Terence ‘Bud’ Crawford is no longer boxing’s undisputed welterweight champion.

BoxingScene.com has confirmed the IBF has ceased recognition of Crawford’s reign due to his inability to satisfy a mandatory title defense obligation. The unbeaten three-division champ inherited interim IBF titlist Jaron ‘Boots’ Ennis as an overdue title defense, but cannot comply with the sanctioning body’s rules on negotiations due to his contractually bound rematch clause with Errol Spence Jr. whom he dethroned earlier this summer.

“On August 25,the IBF sent a letter to TBC Promotions directing Terence Crawford to begin negotiations with interim Champion Jaron Ennis,” an spokesperson informed BoxingScene.com. “Negotiations were to be concluded by September 24.

“On September 22, the IBF received an email from Harrison Whitman representing Crawford indicating that the agreement for the Spence v. Crawford bout contains an immediate rematch provision which Errol Spence has exercised. As such, Terrence Crawford is unable to engage in negotiations with Jaron Ennis.”

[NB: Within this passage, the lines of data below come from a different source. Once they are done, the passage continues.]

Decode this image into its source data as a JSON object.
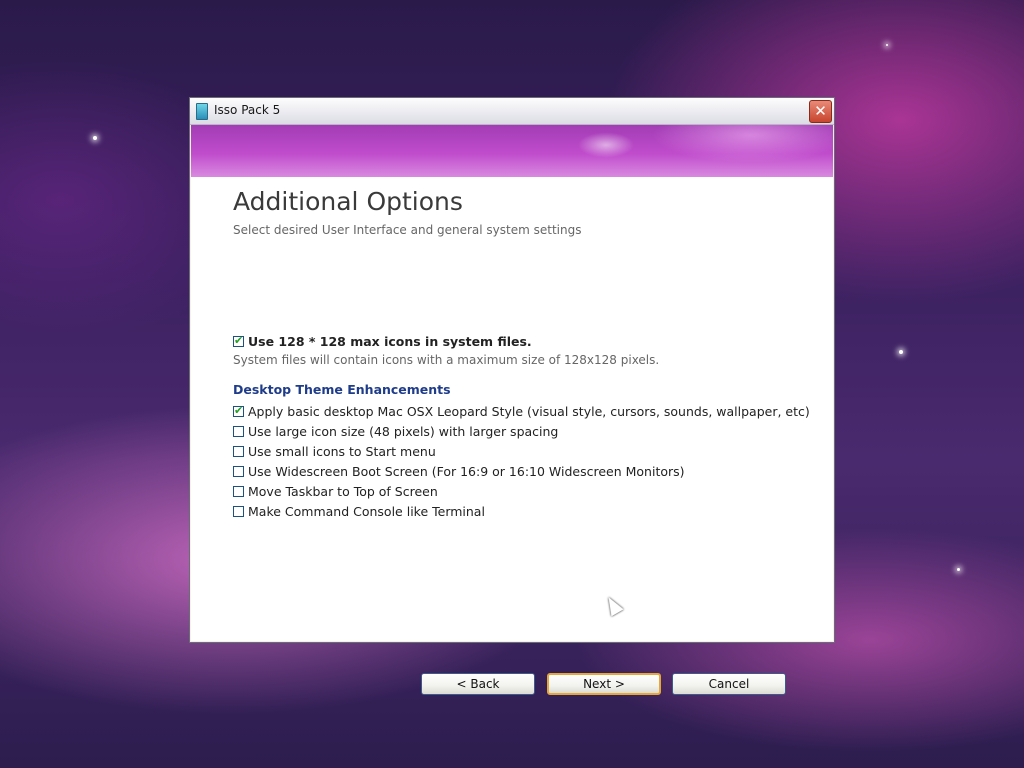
{
  "window": {
    "title": "Isso Pack 5"
  },
  "page": {
    "heading": "Additional Options",
    "subtitle": "Select desired User Interface and general system settings"
  },
  "main_option": {
    "label": "Use 128 * 128 max icons in system files.",
    "checked": true,
    "note": "System files will contain icons with a maximum size of 128x128 pixels."
  },
  "section": {
    "title": "Desktop Theme Enhancements",
    "options": [
      {
        "label": "Apply basic desktop Mac OSX Leopard Style (visual style, cursors, sounds, wallpaper, etc)",
        "checked": true
      },
      {
        "label": "Use large icon size (48 pixels) with larger spacing",
        "checked": false
      },
      {
        "label": "Use small icons to Start menu",
        "checked": false
      },
      {
        "label": "Use Widescreen Boot Screen (For 16:9 or 16:10 Widescreen Monitors)",
        "checked": false
      },
      {
        "label": "Move Taskbar to Top of Screen",
        "checked": false
      },
      {
        "label": "Make Command Console like Terminal",
        "checked": false
      }
    ]
  },
  "buttons": {
    "back": "< Back",
    "next": "Next >",
    "cancel": "Cancel"
  },
  "icons": {
    "close": "close-icon",
    "app": "app-icon",
    "cursor": "mouse-cursor-icon"
  }
}
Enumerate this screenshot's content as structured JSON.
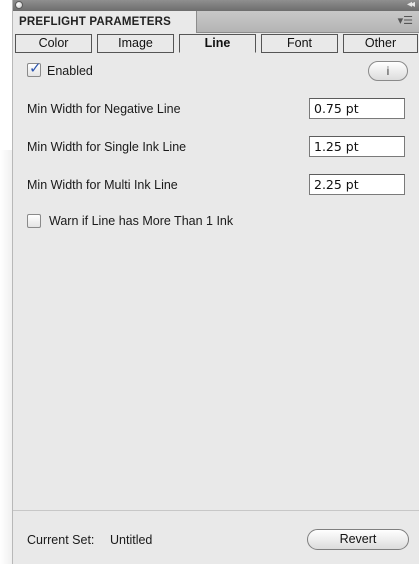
{
  "panel": {
    "title": "PREFLIGHT PARAMETERS",
    "menu_icon": "panel-menu-icon",
    "collapse_icon": "collapse-icon"
  },
  "tabs": [
    {
      "label": "Color",
      "active": false
    },
    {
      "label": "Image",
      "active": false
    },
    {
      "label": "Line",
      "active": true
    },
    {
      "label": "Font",
      "active": false
    },
    {
      "label": "Other",
      "active": false
    }
  ],
  "enabled": {
    "label": "Enabled",
    "checked": true
  },
  "info_button": {
    "label": "i"
  },
  "fields": [
    {
      "label": "Min Width for Negative Line",
      "value": "0.75 pt"
    },
    {
      "label": "Min Width for Single Ink Line",
      "value": "1.25 pt"
    },
    {
      "label": "Min Width for Multi Ink Line",
      "value": "2.25 pt"
    }
  ],
  "warn": {
    "label": "Warn if Line has More Than 1 Ink",
    "checked": false
  },
  "footer": {
    "current_set_label": "Current Set:",
    "current_set_value": "Untitled",
    "revert_label": "Revert"
  },
  "colors": {
    "panel_bg": "#e9e9e9",
    "checkmark": "#2e57b0",
    "titlebar": "#7a7a7a"
  }
}
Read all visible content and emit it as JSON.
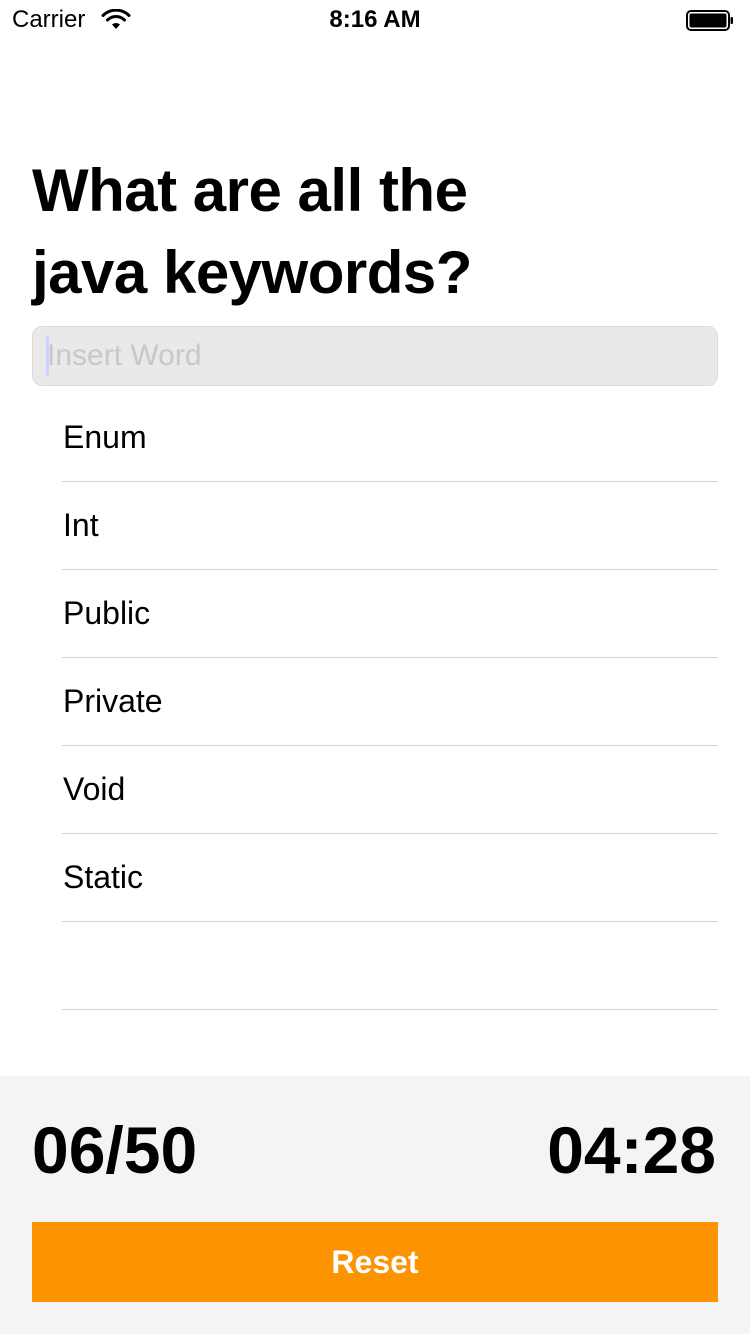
{
  "status_bar": {
    "carrier": "Carrier",
    "time": "8:16 AM",
    "wifi_icon": "wifi-icon",
    "battery_icon": "battery-icon"
  },
  "question": {
    "line1": "What are all the",
    "line2": "java keywords?"
  },
  "search": {
    "value": "",
    "placeholder": "Insert Word"
  },
  "words": [
    "Enum",
    "Int",
    "Public",
    "Private",
    "Void",
    "Static",
    ""
  ],
  "footer": {
    "score": "06/50",
    "timer": "04:28",
    "reset_label": "Reset"
  },
  "colors": {
    "accent": "#fb9400",
    "footer_bg": "#f4f4f4",
    "input_bg": "#e9e9ea"
  }
}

Crawford (40-0, 31KOs) fully unified the welterweight division when he stopped Spence in the ninth round to win the WBC, WBA and IBF titles atop their July 29 Showtime Pay-Per-View event from T-Mobile Arena in Las Vegas. The switch hitter from Omaha, Nebraska entered the fight as the reigning WBO titlist, which he won in June 2018 and successfully defended for the seventh time.

The bout came with a contractual clause which allowed for the losing fighter to enforce a rematch. Spence (28-1, 22KOs) exercised that right, shortly after the IBF ordered Crawford to next face Philadelphia’s Ennis (31-0, 28KOs).

Crawford’s team went nearly the full length of the 30-day negotiation period before informing the IBF of its commitment to a second fight with Spence.

Sanctioning bodies generally do not honor rematch clauses as a justifiable exception for mandatory title fights. IBF Rule 3.B., in fact, prohibits the practice.

“No contract for a Championship contest shall contain any clause or any provision, whatsoever, guaranteeing or in any way assuring or promising either contestant a return Championship contest where such clause or provision interferes with the mandatory defense of a title.”

Most big fights tend to violate that rule, Crawford-Spence falling right into that category. It was a risk that Crawford was willing to take to secure a career-defining victory and a life-changing, healthy eight figure payday to go along with it.

“Based on the forgoing, the IBF has withdrawn recognition of Terence Crawford as the IBF Welterweight world champion,” confirmed the IBF.

Ennis claimed the interim IBF title in a twelve-round, unanimous decision victory over Karen Chukhadzhian on January 7 in Washington D.C. The IBF agreed to sanction the fight under such terms given that Ennis—as the mandatory challenger at the time—did not have a path to immediately challenge for the title.

Spence was ordered at the time to next face WBC mandatory challenger Keith Thurman. The sanctioning bodies are bound to a rotational system for unified titlists, which left the WBA and IBF in waiting. The WBA already recognized Eimantas Stanionis as its secondary ‘Regular’ titleholder and ordered his own mandatory title defense.

Ennis was permitted to challenge for the interim IBF title, which he since defended in a ninth-round knockout of Roiman Villa atop a July 9 Showtime Championship Boxing telecast from Atlantic City. The fight came with the official ruling that he would next challenge the Crawford-Spence winner, at least from the IBF’s viewpoint.

An update has yet to come on a Crawford-Spence rematch.

There was prior bickering about the weight and terms for such a fight. Spence noted after his first career defeat that he planned to move up in weight, to which Crawford was initially amenable immediately after their fight. However, Crawford—who reserves the right to determine the weight, per their contractual agreement—has since stated a willingness to fight at welterweight.

Whatever the case, he is now on the hook to either proceed with that fight or resume his welterweight championship reign, which now comes with one less title in tow.

Ennis will have to make a mandatory at some point, whenever the IBF is able to determine such a challenger. The unbeaten, rising star will be permitted a voluntary defense in the meantime.

Jake Donovan is a senior writer for BoxingScene.com. Twitter: @JakeNDaBox